DATA SECTION –
____

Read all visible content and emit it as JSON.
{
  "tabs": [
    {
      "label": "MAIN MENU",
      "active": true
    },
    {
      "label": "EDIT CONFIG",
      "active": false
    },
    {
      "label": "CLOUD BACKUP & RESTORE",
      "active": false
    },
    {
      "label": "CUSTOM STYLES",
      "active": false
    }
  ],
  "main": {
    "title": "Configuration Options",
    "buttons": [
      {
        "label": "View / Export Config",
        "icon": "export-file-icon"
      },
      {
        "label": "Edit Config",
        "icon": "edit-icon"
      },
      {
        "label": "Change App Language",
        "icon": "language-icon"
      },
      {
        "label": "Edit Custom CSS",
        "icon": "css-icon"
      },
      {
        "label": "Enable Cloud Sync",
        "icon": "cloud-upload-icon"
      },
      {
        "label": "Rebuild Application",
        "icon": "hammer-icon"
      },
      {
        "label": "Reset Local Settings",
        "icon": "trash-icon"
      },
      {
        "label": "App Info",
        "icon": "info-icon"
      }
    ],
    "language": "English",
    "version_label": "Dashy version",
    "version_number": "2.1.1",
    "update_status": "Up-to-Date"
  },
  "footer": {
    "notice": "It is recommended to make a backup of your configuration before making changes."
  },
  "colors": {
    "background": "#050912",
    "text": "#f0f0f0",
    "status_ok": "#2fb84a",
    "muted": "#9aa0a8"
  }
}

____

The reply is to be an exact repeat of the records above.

SOLUTION FOR THIS TASK –
Read all visible content and emit it as JSON.
{
  "tabs": [
    {
      "label": "MAIN MENU",
      "active": true
    },
    {
      "label": "EDIT CONFIG",
      "active": false
    },
    {
      "label": "CLOUD BACKUP & RESTORE",
      "active": false
    },
    {
      "label": "CUSTOM STYLES",
      "active": false
    }
  ],
  "main": {
    "title": "Configuration Options",
    "buttons": [
      {
        "label": "View / Export Config",
        "icon": "export-file-icon"
      },
      {
        "label": "Edit Config",
        "icon": "edit-icon"
      },
      {
        "label": "Change App Language",
        "icon": "language-icon"
      },
      {
        "label": "Edit Custom CSS",
        "icon": "css-icon"
      },
      {
        "label": "Enable Cloud Sync",
        "icon": "cloud-upload-icon"
      },
      {
        "label": "Rebuild Application",
        "icon": "hammer-icon"
      },
      {
        "label": "Reset Local Settings",
        "icon": "trash-icon"
      },
      {
        "label": "App Info",
        "icon": "info-icon"
      }
    ],
    "language": "English",
    "version_label": "Dashy version",
    "version_number": "2.1.1",
    "update_status": "Up-to-Date"
  },
  "footer": {
    "notice": "It is recommended to make a backup of your configuration before making changes."
  },
  "colors": {
    "background": "#050912",
    "text": "#f0f0f0",
    "status_ok": "#2fb84a",
    "muted": "#9aa0a8"
  }
}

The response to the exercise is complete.